The cost of building continues to soar. Across North America, construction costs are up between 5% and 11% from last year, according to a new quarterly report from the property and construction consultancy firm Rider Levett Bucknall. This continues a steady upward rise in costs seen every quarter for the past five years.
The impact of this trend is that it’s becoming increasingly expensive to build homes and office buildings. The rising costs may very well signal an oncoming recession, which will likely lead many developers to stall or even cancel big projects.
“Construction is historically a cyclical industry which responds to the general pace of the wider economy,” Julian Anderson, president of RLB North America, tells Fast Company via email. “When the economy is hot and there is a lot of investment, then construction is busy.

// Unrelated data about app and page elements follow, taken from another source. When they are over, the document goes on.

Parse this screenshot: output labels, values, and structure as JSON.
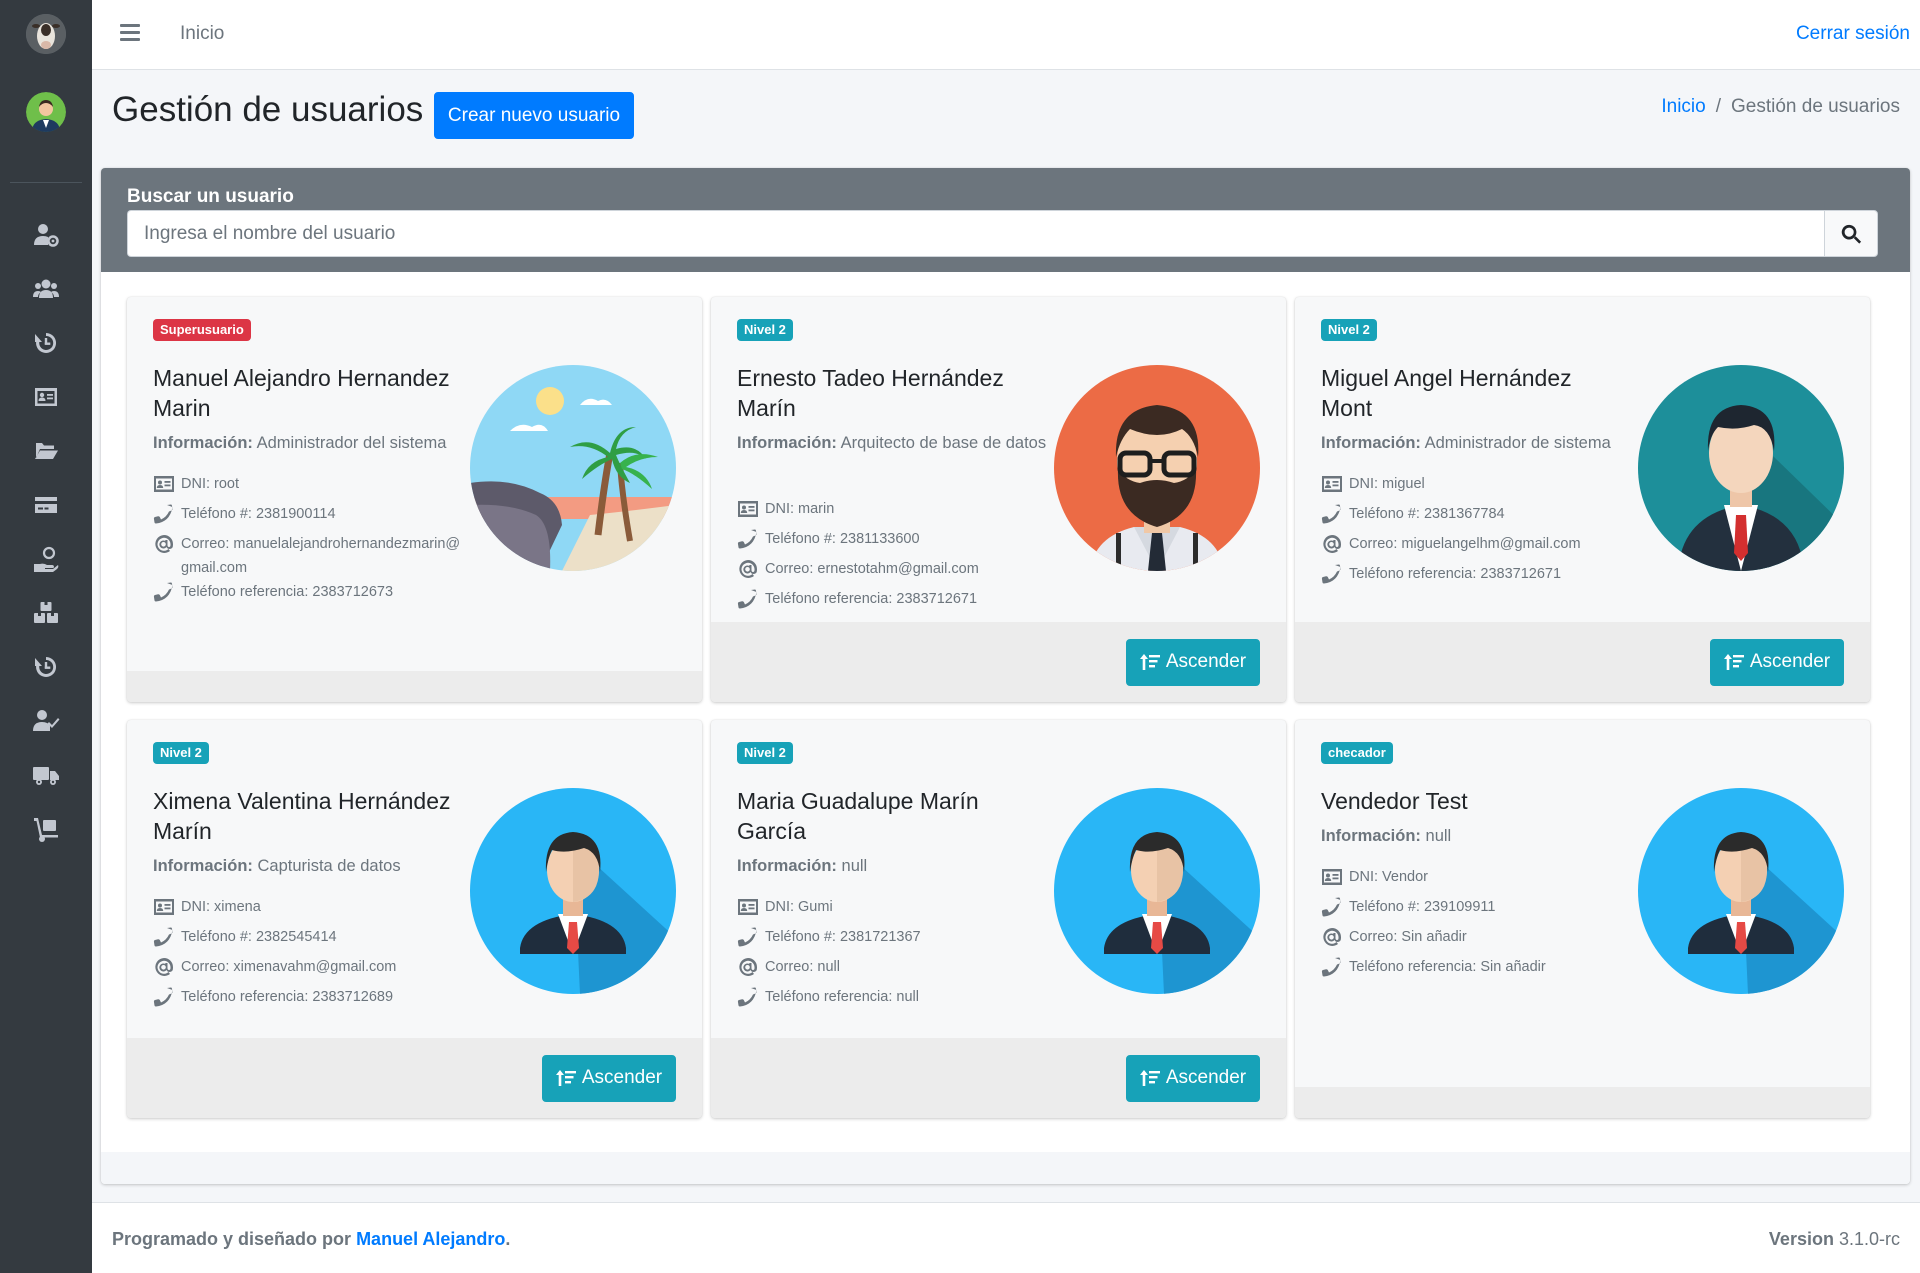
{
  "topbar": {
    "home_label": "Inicio",
    "logout_label": "Cerrar sesión"
  },
  "header": {
    "title": "Gestión de usuarios",
    "create_label": "Crear nuevo usuario",
    "breadcrumb": {
      "home": "Inicio",
      "separator": "/",
      "current": "Gestión de usuarios"
    }
  },
  "search": {
    "label": "Buscar un usuario",
    "placeholder": "Ingresa el nombre del usuario"
  },
  "labels": {
    "info": "Información:",
    "dni": "DNI:",
    "phone": "Teléfono #:",
    "email": "Correo:",
    "ref_phone": "Teléfono referencia:",
    "ascend": "Ascender"
  },
  "users": [
    {
      "badge": "Superusuario",
      "badge_color": "#dc3545",
      "name": "Manuel Alejandro Hernandez Marin",
      "info": "Administrador del sistema",
      "dni": "root",
      "phone": "2381900114",
      "email": "manuelalejandrohernandezmarin@gmail.com",
      "ref_phone": "2383712673",
      "avatar": "beach-avatar",
      "ascend": false
    },
    {
      "badge": "Nivel 2",
      "badge_color": "#17a2b8",
      "name": "Ernesto Tadeo Hernández Marín",
      "info": "Arquitecto de base de datos",
      "dni": "marin",
      "phone": "2381133600",
      "email": "ernestotahm@gmail.com",
      "ref_phone": "2383712671",
      "avatar": "bearded-man-avatar",
      "ascend": true
    },
    {
      "badge": "Nivel 2",
      "badge_color": "#17a2b8",
      "name": "Miguel Angel Hernández Mont",
      "info": "Administrador de sistema",
      "dni": "miguel",
      "phone": "2381367784",
      "email": "miguelangelhm@gmail.com",
      "ref_phone": "2383712671",
      "avatar": "man-suit-teal-avatar",
      "ascend": true
    },
    {
      "badge": "Nivel 2",
      "badge_color": "#17a2b8",
      "name": "Ximena Valentina Hernández Marín",
      "info": "Capturista de datos",
      "dni": "ximena",
      "phone": "2382545414",
      "email": "ximenavahm@gmail.com",
      "ref_phone": "2383712689",
      "avatar": "default-user-avatar",
      "ascend": true
    },
    {
      "badge": "Nivel 2",
      "badge_color": "#17a2b8",
      "name": "Maria Guadalupe Marín García",
      "info": "null",
      "dni": "Gumi",
      "phone": "2381721367",
      "email": "null",
      "ref_phone": "null",
      "avatar": "default-user-avatar",
      "ascend": true
    },
    {
      "badge": "checador",
      "badge_color": "#17a2b8",
      "name": "Vendedor Test",
      "info": "null",
      "dni": "Vendor",
      "phone": "239109911",
      "email": "Sin añadir",
      "ref_phone": "Sin añadir",
      "avatar": "default-user-avatar",
      "ascend": false
    }
  ],
  "footer": {
    "prefix": "Programado y diseñado por",
    "author": "Manuel Alejandro",
    "suffix": ".",
    "version_label": "Version",
    "version": "3.1.0-rc"
  },
  "sidebar_icons": [
    "users-cog-icon",
    "users-icon",
    "history-icon",
    "id-card-icon",
    "folder-open-icon",
    "credit-card-icon",
    "hand-holding-usd-icon",
    "boxes-icon",
    "history-icon",
    "user-check-icon",
    "truck-icon",
    "dolly-icon"
  ]
}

When the economy is in recession, then the construction industry will slow.”
A rapid increase in costs, Anderson says, “typically portends the end of an up cycle.”
The recent rise in costs can be attributed to a number of factors, such as supply chain issues for raw materials and construction products, labor shortages, rising fuel prices, inflation, and the broader impacts of the pandemic.
These costs are happening in every one of the markets RLB’s index tracks, including 12 in the U.S. and two in Canada. But these issues aren’t hitting uniformly, with some parts of North America seeing much higher increases.
In the U.S., costs have increased the most in the Seattle area, where there’s been an 11.28% rise compared with April 2021. Chicago, Boston, New York, and Denver all saw construction cost increases of 8% or more compared to last year. In Toronto, costs are up more than 14% from last year. The slowest rate of cost increases was seen in Honolulu, though costs there are still up more than 4.5% from last year.
One major sector where costs are rising is in housing, which Anderson says can lead both small and large homebuilders to scale back. “When the rising cost of construction outstrips increases in the sale price or rental returns, then projects get delayed or canceled,” he says.
But rising construction costs alone can’t be blamed for what may be a dampening of demand in the housing market. Anderson also points to increases in cost-of-living expenses and rising interest rates, which experts believe are making the current housing crisis worse.
“While the cost of construction is an important contributor,” Anderson says, “I rank rising interest rates as a bigger challenge.”